The task calls for each record to be given again exactly.

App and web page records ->
----------
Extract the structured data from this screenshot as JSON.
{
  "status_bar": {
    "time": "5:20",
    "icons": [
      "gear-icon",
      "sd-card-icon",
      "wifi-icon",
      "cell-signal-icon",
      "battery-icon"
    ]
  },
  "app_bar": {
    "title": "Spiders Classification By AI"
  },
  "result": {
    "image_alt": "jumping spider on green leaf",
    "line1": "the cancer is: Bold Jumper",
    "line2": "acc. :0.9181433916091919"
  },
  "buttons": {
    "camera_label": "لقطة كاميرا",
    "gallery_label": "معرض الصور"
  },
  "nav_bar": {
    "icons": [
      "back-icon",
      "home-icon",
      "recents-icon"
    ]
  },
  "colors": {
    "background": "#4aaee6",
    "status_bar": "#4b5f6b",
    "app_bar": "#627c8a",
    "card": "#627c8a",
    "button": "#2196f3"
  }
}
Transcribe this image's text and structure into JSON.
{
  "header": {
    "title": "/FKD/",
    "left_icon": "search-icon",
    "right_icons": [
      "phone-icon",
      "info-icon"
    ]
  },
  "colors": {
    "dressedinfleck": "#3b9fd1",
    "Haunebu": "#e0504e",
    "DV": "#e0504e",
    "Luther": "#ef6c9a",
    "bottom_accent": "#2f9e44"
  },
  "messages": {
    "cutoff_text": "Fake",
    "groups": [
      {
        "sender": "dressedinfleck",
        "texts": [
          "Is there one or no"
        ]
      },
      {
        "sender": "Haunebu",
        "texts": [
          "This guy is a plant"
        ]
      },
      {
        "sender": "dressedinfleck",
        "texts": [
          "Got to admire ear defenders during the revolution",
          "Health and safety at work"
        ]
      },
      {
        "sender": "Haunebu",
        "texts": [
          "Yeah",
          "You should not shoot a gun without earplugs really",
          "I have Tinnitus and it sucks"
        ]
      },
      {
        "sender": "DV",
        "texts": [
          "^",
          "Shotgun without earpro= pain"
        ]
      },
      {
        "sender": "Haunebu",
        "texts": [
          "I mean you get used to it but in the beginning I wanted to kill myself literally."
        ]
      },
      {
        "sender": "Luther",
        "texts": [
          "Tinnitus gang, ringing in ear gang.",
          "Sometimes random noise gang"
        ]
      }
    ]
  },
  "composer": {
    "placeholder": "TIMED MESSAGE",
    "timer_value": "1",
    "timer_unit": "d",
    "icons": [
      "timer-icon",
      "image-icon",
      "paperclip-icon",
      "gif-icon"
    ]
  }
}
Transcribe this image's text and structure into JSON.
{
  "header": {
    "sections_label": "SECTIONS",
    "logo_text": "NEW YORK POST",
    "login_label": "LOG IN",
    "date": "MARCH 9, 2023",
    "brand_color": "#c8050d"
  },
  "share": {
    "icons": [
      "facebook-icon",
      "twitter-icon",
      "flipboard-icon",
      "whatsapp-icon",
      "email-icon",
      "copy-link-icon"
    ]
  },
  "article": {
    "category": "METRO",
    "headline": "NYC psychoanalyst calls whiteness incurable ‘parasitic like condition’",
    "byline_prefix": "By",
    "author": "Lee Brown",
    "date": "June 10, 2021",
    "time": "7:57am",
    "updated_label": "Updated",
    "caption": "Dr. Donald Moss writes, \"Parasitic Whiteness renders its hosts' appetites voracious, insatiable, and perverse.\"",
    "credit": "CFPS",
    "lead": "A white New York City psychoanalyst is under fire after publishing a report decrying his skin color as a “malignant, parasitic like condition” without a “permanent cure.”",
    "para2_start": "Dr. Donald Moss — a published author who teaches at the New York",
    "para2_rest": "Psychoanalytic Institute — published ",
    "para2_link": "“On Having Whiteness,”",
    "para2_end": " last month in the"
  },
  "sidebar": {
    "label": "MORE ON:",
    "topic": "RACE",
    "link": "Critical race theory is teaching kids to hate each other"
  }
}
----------
RESPONSE TO THIS TASK ->
Extract the structured data from this screenshot as JSON.
{
  "status_bar": {
    "time": "5:20",
    "icons": [
      "gear-icon",
      "sd-card-icon",
      "wifi-icon",
      "cell-signal-icon",
      "battery-icon"
    ]
  },
  "app_bar": {
    "title": "Spiders Classification By AI"
  },
  "result": {
    "image_alt": "jumping spider on green leaf",
    "line1": "the cancer is: Bold Jumper",
    "line2": "acc. :0.9181433916091919"
  },
  "buttons": {
    "camera_label": "لقطة كاميرا",
    "gallery_label": "معرض الصور"
  },
  "nav_bar": {
    "icons": [
      "back-icon",
      "home-icon",
      "recents-icon"
    ]
  },
  "colors": {
    "background": "#4aaee6",
    "status_bar": "#4b5f6b",
    "app_bar": "#627c8a",
    "card": "#627c8a",
    "button": "#2196f3"
  }
}
Transcribe this image's text and structure into JSON.
{
  "header": {
    "title": "/FKD/",
    "left_icon": "search-icon",
    "right_icons": [
      "phone-icon",
      "info-icon"
    ]
  },
  "colors": {
    "dressedinfleck": "#3b9fd1",
    "Haunebu": "#e0504e",
    "DV": "#e0504e",
    "Luther": "#ef6c9a",
    "bottom_accent": "#2f9e44"
  },
  "messages": {
    "cutoff_text": "Fake",
    "groups": [
      {
        "sender": "dressedinfleck",
        "texts": [
          "Is there one or no"
        ]
      },
      {
        "sender": "Haunebu",
        "texts": [
          "This guy is a plant"
        ]
      },
      {
        "sender": "dressedinfleck",
        "texts": [
          "Got to admire ear defenders during the revolution",
          "Health and safety at work"
        ]
      },
      {
        "sender": "Haunebu",
        "texts": [
          "Yeah",
          "You should not shoot a gun without earplugs really",
          "I have Tinnitus and it sucks"
        ]
      },
      {
        "sender": "DV",
        "texts": [
          "^",
          "Shotgun without earpro= pain"
        ]
      },
      {
        "sender": "Haunebu",
        "texts": [
          "I mean you get used to it but in the beginning I wanted to kill myself literally."
        ]
      },
      {
        "sender": "Luther",
        "texts": [
          "Tinnitus gang, ringing in ear gang.",
          "Sometimes random noise gang"
        ]
      }
    ]
  },
  "composer": {
    "placeholder": "TIMED MESSAGE",
    "timer_value": "1",
    "timer_unit": "d",
    "icons": [
      "timer-icon",
      "image-icon",
      "paperclip-icon",
      "gif-icon"
    ]
  }
}
Transcribe this image's text and structure into JSON.
{
  "header": {
    "sections_label": "SECTIONS",
    "logo_text": "NEW YORK POST",
    "login_label": "LOG IN",
    "date": "MARCH 9, 2023",
    "brand_color": "#c8050d"
  },
  "share": {
    "icons": [
      "facebook-icon",
      "twitter-icon",
      "flipboard-icon",
      "whatsapp-icon",
      "email-icon",
      "copy-link-icon"
    ]
  },
  "article": {
    "category": "METRO",
    "headline": "NYC psychoanalyst calls whiteness incurable ‘parasitic like condition’",
    "byline_prefix": "By",
    "author": "Lee Brown",
    "date": "June 10, 2021",
    "time": "7:57am",
    "updated_label": "Updated",
    "caption": "Dr. Donald Moss writes, \"Parasitic Whiteness renders its hosts' appetites voracious, insatiable, and perverse.\"",
    "credit": "CFPS",
    "lead": "A white New York City psychoanalyst is under fire after publishing a report decrying his skin color as a “malignant, parasitic like condition” without a “permanent cure.”",
    "para2_start": "Dr. Donald Moss — a published author who teaches at the New York",
    "para2_rest": "Psychoanalytic Institute — published ",
    "para2_link": "“On Having Whiteness,”",
    "para2_end": " last month in the"
  },
  "sidebar": {
    "label": "MORE ON:",
    "topic": "RACE",
    "link": "Critical race theory is teaching kids to hate each other"
  }
}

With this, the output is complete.